Viewing page 114 of 158
It looks like you're using a mobile device. We recommend using a physical keyboard for transcription entry.
-97- Page 11 of 19 Pages Against the Odds." Outreach messages about the Institution were placed in minority and women's media published by the Southern Christian Leadership Conference (SCLC), Federally Employed Women (FEW), African Heritage Studies Association, and Southeast House. The Smithsonian Institution Traveling Exhibition Service, the Smithsonian's education offices, and various other organization units continue to involve minority and women's organizations in Smithsonian activities and services. The following is an example of such activity: During the month of February 1984, the Resident Associate Program sponsored a number of activities in commemoration of Black History Month. Two examples took place the week of February 13: Geoffrey Holder in "Instant Theater," and "Langston Lives," an homage to Langston Hughes. The Holder evening was sold out immediately, received a wonderful Post review, and an enthusiastic reception. The "Langston Lives event attracted over 500 persons on the Saturday of the long George Washington Birthday weekend, over 70% of whom were black. Mayor Barry introduced the program. The Resident Associate Black History eight week course, "Modern Black Writers," has an enrollment of 33 persons with 9 adult scholarships given. [[underlined]] Civil Rights Compliance [[/underlined]] The Equal Opportunity office provides a summary of resources the Institutions uses in Civil Rights Compliance to the Office of Management and Budget each year. Throughout the Institution, over 110 employees from some 45 bureaus and major offices directly contribute to the success of Civil Rights and equal opportunity programs. In addition to equal opportunity and personnel specialists, these employees include education program officers, computer programmers and technicians, attorneys, architects, engineers, contract specialists, building managers and employees who, in addition to their regular duties, serve as complaint counselors, equal opportunity officers, cooperative education and upward mobility supervisors, and handicap program coordinators. In addition, many museum administrators and curatorial staff members support the program through special attention to equal opportunity principles. [[underlined]] Complaints [[/underlined]] In FY 1984 sixteen complaints and one reprisal action were filed.
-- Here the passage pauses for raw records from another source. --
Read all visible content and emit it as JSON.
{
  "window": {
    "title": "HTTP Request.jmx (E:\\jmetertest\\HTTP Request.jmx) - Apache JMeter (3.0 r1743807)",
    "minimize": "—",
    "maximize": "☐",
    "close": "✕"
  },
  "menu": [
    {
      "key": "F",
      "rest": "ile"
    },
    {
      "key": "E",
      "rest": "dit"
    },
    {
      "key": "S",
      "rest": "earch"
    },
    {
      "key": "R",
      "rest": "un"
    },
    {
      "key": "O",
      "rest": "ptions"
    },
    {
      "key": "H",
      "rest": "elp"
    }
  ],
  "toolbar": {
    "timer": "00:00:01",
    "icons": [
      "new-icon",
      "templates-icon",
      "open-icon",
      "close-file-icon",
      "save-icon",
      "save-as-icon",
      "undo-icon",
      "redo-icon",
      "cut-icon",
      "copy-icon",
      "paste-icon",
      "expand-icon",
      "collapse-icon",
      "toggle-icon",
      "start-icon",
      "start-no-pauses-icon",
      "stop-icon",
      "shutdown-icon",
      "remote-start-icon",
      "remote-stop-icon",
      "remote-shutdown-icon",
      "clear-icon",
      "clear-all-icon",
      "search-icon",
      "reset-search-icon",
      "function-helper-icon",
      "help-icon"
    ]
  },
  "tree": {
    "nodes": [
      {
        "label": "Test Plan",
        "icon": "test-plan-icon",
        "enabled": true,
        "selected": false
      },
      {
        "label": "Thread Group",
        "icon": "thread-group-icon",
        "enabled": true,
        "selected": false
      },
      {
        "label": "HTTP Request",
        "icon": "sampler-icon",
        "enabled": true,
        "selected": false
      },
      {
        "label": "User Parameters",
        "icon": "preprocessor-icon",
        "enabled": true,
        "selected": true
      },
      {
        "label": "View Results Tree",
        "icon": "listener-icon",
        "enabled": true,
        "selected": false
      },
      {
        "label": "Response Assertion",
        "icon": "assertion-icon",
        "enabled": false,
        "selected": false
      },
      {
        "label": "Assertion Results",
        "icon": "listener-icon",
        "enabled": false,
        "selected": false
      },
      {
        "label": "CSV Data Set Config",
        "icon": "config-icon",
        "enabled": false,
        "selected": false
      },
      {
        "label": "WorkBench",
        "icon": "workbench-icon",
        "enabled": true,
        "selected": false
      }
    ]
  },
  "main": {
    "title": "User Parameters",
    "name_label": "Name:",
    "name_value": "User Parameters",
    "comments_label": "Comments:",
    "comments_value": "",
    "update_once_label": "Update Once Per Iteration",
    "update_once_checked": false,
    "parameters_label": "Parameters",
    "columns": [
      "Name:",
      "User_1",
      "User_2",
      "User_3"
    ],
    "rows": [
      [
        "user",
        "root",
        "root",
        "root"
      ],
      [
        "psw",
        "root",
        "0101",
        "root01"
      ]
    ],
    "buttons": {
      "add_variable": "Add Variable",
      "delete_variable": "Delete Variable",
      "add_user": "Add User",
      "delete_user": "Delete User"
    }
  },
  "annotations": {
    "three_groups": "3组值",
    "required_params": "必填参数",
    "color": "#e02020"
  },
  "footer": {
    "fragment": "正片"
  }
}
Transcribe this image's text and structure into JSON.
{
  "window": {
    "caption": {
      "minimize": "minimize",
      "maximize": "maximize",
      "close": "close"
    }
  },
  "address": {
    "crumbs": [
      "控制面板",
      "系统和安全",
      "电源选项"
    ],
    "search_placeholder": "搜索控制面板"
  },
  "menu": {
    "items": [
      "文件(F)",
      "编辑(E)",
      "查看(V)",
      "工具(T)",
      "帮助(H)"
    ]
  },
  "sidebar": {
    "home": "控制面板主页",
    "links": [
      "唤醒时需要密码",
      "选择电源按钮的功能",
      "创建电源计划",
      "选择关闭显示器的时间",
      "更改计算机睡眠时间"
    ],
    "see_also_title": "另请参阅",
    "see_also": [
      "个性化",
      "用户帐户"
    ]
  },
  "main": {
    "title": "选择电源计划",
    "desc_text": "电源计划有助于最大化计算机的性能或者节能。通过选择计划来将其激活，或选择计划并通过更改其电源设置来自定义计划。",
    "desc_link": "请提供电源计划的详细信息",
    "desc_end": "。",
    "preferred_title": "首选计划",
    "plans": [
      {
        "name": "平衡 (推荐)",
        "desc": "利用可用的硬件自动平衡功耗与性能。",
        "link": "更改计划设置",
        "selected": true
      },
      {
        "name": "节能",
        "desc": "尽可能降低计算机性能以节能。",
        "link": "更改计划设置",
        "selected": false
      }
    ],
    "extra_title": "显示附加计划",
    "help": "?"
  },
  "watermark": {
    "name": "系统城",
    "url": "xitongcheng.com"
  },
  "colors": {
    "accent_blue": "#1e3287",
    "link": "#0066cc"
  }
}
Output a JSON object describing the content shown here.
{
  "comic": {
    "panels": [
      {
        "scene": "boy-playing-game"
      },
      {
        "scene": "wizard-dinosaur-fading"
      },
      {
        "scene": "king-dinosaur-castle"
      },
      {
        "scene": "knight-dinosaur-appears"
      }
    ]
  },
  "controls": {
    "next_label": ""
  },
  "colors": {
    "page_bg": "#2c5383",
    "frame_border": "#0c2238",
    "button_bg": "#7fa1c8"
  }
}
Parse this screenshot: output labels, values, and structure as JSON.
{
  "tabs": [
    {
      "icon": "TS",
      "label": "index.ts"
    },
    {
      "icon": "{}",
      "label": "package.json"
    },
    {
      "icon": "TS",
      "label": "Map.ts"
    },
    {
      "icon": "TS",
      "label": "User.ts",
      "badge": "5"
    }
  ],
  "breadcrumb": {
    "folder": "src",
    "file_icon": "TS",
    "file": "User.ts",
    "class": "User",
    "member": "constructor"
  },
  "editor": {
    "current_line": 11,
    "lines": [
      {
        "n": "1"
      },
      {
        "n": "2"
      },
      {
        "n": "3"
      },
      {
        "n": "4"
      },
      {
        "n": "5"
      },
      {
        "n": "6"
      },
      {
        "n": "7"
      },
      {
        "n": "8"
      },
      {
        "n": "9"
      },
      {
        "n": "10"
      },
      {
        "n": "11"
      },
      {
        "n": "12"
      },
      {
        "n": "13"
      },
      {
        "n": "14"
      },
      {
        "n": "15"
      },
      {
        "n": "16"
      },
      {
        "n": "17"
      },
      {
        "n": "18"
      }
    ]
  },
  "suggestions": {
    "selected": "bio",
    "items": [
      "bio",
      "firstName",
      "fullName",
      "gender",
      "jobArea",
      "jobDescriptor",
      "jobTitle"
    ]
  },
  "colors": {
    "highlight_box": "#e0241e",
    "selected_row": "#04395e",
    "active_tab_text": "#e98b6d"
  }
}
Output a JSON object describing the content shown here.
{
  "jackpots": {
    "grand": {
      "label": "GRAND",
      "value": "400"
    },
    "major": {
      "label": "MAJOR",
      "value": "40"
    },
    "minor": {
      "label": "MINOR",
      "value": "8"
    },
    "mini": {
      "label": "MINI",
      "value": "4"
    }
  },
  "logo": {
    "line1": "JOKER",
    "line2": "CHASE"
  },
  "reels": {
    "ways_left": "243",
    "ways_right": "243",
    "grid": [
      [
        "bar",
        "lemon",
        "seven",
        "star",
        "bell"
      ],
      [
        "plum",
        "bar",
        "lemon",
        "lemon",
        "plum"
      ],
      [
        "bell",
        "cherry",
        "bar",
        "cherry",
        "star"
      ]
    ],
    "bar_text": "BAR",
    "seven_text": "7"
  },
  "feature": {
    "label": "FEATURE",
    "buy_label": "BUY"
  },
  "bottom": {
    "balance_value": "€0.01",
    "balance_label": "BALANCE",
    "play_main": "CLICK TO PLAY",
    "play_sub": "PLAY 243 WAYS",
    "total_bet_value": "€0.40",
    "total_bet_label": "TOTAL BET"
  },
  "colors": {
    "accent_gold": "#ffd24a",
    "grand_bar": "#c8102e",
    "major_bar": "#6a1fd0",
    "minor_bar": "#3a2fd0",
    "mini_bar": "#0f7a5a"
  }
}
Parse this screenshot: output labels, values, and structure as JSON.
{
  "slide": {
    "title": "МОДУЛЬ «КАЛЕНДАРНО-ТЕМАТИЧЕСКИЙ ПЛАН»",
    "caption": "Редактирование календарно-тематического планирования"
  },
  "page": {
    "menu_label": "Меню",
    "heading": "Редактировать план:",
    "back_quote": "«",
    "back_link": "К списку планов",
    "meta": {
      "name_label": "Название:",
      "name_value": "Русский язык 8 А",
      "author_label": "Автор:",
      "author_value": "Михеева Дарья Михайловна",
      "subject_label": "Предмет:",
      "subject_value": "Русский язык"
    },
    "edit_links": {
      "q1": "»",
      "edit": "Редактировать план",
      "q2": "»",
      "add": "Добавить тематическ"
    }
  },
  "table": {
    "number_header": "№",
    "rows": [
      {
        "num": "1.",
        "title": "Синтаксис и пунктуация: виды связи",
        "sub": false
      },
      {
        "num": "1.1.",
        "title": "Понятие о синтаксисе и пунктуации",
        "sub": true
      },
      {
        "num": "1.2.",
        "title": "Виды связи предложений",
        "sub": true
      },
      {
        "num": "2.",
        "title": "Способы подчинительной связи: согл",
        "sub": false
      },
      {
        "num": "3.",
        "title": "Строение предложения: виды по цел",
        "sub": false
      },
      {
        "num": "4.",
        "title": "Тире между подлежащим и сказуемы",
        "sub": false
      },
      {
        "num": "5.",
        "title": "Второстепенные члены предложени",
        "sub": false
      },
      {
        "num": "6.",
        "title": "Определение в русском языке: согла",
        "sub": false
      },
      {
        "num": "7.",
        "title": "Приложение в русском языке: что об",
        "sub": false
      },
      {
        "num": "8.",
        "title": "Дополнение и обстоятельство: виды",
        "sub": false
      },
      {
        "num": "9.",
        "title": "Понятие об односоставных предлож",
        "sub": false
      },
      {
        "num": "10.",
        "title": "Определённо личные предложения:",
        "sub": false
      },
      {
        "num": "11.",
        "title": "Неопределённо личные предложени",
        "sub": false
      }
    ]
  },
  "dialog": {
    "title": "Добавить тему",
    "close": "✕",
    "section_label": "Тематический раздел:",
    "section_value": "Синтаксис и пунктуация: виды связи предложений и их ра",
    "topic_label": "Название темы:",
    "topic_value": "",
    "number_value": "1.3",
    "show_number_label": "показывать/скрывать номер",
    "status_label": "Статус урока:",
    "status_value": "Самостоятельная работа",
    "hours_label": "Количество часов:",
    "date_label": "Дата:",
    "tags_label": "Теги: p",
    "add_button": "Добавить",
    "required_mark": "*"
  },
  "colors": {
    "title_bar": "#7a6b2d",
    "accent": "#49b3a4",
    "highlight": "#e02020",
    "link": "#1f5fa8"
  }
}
This was a significant increase (35.3%) over FY 1983 when ten complaints and one reprisal were filed. A total of 24 complaints were on hand and in various stages of the administrative processing plus two appeals and one case in court at the close of FY 1984.
Please note that the language and terminology used in this collection reflects the context and culture of the time of its creation, and may include culturally sensitive information. As an historical document, its contents may be at odds with contemporary views and terminology. The information within this collection does not reflect the views of the Smithsonian Institution, but is available in its original form to facilitate research. For questions or comments regarding sensitive content, access, and use related to this collection, please contact email@example.com.